→ **What is expected**: Lines in the data below that contain the word "blanco" are to be copied.

→ **Dataset records**:
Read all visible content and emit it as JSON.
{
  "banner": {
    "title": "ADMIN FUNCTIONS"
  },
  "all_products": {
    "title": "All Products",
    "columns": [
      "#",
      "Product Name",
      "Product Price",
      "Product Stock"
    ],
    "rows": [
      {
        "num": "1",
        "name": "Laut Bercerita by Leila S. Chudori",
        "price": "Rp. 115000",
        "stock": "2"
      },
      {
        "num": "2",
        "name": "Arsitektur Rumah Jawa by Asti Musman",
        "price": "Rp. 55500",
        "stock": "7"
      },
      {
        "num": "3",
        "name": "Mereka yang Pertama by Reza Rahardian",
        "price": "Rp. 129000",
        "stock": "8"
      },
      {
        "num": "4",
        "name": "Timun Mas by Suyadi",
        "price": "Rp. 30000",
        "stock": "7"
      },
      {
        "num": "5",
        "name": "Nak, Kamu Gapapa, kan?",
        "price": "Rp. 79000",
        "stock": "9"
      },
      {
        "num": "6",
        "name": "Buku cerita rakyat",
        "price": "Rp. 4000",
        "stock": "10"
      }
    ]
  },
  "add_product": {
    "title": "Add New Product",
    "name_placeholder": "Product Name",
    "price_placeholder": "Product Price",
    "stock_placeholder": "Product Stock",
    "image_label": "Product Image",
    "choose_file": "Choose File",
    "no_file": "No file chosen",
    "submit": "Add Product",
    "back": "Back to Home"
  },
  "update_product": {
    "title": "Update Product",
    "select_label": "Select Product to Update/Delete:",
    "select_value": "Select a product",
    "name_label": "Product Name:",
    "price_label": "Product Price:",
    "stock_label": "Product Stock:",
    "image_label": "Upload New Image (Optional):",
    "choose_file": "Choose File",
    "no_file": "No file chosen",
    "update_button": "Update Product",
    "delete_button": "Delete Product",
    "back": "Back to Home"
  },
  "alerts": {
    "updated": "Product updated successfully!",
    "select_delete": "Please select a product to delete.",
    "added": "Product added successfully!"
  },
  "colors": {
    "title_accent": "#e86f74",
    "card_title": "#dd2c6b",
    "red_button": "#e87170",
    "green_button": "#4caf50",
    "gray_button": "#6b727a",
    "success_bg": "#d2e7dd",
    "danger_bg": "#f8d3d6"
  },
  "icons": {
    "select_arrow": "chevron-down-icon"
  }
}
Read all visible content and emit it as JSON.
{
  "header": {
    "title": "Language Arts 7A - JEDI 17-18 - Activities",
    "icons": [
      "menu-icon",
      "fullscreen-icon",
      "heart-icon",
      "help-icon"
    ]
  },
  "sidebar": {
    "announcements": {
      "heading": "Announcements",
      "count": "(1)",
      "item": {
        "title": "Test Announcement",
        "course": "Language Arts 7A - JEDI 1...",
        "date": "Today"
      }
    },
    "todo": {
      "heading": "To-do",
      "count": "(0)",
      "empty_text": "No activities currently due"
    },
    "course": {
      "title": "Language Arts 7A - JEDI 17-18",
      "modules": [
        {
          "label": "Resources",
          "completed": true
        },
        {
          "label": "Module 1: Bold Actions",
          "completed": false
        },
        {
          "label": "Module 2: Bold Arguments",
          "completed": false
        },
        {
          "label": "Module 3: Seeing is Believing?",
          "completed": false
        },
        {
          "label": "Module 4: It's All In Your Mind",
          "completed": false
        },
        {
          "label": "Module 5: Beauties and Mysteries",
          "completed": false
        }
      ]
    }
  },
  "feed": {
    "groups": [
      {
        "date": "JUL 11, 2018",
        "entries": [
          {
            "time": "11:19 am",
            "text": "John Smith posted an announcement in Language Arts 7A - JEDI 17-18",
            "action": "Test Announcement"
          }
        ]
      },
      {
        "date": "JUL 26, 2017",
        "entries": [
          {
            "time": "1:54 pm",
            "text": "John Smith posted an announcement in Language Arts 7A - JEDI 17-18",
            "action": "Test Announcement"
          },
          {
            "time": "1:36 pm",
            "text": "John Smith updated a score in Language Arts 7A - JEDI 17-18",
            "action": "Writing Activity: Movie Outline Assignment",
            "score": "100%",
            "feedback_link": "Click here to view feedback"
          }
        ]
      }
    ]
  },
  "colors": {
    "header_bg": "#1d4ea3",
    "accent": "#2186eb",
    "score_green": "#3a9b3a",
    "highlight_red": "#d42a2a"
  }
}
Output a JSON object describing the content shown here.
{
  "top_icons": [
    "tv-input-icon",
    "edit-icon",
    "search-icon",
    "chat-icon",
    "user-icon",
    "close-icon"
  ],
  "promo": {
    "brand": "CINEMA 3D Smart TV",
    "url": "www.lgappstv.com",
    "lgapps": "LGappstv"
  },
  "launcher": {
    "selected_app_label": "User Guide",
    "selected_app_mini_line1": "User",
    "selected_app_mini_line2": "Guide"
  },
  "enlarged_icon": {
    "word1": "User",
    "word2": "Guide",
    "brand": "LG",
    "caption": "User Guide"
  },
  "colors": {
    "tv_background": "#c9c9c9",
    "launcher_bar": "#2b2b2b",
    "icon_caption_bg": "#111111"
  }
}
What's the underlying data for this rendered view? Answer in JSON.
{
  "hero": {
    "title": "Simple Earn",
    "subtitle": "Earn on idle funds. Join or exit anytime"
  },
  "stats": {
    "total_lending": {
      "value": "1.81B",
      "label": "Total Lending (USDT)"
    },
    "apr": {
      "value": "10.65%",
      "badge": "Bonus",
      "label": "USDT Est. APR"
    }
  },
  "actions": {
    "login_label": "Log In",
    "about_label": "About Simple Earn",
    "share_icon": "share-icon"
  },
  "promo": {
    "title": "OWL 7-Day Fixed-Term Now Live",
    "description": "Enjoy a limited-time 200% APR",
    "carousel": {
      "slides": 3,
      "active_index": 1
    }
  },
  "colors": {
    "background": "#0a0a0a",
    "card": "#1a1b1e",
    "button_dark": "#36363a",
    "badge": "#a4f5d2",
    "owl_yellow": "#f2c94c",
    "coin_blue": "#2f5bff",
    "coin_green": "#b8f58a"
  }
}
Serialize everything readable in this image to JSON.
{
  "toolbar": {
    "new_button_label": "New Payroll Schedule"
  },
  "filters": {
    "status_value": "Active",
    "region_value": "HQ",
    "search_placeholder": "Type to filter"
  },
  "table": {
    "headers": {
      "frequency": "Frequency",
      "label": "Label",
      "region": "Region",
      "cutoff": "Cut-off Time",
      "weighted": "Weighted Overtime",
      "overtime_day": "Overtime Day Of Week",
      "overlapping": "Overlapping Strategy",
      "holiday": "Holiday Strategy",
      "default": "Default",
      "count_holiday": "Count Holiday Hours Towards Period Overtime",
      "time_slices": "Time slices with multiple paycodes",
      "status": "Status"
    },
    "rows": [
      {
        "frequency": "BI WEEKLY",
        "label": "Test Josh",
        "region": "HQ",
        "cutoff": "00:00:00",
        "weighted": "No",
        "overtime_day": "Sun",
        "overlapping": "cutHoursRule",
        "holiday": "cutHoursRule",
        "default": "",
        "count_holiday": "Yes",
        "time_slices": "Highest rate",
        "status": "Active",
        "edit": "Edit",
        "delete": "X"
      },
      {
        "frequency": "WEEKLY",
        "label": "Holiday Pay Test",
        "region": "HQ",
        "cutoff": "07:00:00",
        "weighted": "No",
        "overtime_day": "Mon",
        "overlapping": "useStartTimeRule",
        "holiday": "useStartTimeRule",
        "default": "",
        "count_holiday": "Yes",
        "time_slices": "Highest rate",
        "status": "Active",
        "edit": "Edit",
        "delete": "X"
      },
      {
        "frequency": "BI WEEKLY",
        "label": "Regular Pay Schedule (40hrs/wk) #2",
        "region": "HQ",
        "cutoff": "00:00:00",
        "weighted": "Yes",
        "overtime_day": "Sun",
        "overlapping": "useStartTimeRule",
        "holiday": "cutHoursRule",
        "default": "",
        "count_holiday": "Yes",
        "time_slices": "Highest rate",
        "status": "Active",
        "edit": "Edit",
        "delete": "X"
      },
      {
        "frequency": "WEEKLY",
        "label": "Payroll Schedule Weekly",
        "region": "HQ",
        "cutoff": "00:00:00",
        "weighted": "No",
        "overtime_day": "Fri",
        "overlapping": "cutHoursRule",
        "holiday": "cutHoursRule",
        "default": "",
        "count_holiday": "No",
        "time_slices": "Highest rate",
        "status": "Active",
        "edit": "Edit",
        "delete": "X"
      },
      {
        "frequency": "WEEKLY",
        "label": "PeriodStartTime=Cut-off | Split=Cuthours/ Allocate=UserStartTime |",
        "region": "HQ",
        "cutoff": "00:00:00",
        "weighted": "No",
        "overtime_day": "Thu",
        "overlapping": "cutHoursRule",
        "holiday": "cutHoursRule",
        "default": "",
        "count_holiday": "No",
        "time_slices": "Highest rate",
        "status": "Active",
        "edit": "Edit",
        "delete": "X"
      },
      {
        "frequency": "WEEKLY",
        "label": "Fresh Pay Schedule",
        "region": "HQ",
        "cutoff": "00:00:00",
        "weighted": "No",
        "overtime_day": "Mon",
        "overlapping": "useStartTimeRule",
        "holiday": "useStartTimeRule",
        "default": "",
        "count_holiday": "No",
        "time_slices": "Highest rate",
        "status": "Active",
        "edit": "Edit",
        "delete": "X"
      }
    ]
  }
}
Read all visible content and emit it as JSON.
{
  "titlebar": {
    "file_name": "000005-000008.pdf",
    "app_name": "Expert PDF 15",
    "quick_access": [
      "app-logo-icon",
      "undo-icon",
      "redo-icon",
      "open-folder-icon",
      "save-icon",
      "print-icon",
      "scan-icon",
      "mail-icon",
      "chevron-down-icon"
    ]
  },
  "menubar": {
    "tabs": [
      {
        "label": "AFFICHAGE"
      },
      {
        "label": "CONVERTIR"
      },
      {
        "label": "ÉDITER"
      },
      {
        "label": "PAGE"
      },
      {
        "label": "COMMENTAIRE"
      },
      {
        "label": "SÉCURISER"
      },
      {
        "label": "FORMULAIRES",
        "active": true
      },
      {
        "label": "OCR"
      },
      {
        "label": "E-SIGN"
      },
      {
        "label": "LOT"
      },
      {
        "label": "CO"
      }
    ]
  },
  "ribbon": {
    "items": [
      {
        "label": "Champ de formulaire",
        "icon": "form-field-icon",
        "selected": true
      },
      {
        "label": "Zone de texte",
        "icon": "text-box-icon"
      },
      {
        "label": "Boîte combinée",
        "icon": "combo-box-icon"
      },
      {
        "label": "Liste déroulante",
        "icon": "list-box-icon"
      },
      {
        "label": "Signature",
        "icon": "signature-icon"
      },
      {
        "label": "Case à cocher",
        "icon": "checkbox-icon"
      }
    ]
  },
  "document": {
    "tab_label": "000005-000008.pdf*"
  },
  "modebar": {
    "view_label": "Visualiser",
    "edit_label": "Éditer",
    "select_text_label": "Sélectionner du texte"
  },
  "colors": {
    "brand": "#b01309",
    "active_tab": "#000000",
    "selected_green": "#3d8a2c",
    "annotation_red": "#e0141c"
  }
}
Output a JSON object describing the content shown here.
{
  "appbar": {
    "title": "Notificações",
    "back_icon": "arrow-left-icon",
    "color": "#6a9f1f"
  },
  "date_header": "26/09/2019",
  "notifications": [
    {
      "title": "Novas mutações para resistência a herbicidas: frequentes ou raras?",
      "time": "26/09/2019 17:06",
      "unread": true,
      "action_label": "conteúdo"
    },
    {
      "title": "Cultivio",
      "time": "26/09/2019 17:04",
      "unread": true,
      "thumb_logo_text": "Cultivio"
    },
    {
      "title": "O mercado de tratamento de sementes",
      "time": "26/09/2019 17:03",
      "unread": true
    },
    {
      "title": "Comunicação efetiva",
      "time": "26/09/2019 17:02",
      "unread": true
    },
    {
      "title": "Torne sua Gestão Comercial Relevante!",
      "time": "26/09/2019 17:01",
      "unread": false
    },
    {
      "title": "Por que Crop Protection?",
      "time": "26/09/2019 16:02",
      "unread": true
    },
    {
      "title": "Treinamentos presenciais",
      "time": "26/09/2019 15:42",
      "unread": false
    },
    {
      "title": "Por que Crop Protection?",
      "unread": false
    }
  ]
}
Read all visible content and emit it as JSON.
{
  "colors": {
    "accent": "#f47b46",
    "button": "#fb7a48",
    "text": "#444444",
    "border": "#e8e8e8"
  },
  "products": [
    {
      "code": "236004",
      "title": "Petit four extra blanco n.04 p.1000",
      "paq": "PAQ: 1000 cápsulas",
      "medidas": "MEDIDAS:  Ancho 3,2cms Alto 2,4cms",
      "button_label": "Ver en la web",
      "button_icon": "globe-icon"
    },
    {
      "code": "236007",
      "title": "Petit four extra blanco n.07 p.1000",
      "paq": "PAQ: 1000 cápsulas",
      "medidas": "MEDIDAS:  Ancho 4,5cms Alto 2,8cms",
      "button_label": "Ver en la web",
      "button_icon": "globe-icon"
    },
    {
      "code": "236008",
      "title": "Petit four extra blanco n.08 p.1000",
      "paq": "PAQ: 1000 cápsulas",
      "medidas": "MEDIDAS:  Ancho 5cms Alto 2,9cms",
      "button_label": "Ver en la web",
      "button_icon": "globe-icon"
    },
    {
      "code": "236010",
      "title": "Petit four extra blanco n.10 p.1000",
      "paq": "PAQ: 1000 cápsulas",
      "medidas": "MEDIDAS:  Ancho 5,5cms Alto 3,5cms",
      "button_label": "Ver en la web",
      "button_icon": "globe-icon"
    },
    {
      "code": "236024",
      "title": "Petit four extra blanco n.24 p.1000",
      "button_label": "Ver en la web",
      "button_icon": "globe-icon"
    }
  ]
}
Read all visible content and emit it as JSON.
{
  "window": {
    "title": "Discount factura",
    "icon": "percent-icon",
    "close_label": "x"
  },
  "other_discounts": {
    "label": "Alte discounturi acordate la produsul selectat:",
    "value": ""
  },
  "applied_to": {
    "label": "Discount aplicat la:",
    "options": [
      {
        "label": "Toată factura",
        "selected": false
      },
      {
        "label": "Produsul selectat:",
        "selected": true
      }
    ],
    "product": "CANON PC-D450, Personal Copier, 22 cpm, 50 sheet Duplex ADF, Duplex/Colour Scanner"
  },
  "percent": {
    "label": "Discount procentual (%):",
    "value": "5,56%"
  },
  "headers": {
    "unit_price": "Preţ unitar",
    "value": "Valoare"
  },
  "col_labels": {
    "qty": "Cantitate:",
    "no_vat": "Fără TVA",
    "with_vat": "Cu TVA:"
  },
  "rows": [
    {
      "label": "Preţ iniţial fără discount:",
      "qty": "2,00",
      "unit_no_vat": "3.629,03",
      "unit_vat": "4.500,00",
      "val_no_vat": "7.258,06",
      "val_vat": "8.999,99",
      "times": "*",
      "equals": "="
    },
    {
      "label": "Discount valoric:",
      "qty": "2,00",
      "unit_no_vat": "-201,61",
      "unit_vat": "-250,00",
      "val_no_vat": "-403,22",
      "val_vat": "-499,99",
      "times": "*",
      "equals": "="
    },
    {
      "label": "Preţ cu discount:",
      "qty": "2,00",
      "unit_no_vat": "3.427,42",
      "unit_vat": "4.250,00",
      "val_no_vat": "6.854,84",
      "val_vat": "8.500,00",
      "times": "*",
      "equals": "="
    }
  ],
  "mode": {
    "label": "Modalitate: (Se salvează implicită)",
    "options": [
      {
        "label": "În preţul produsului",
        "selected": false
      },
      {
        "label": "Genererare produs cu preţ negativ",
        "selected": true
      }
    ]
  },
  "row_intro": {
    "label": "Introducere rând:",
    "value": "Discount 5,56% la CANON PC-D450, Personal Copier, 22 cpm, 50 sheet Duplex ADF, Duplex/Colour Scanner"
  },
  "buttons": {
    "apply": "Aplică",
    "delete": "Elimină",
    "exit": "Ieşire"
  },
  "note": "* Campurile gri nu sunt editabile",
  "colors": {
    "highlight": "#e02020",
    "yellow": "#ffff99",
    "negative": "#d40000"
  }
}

→ **Written reply**:
      "title": "Petit four extra blanco n.04 p.1000",
      "title": "Petit four extra blanco n.07 p.1000",
      "title": "Petit four extra blanco n.08 p.1000",
      "title": "Petit four extra blanco n.10 p.1000",
      "title": "Petit four extra blanco n.24 p.1000",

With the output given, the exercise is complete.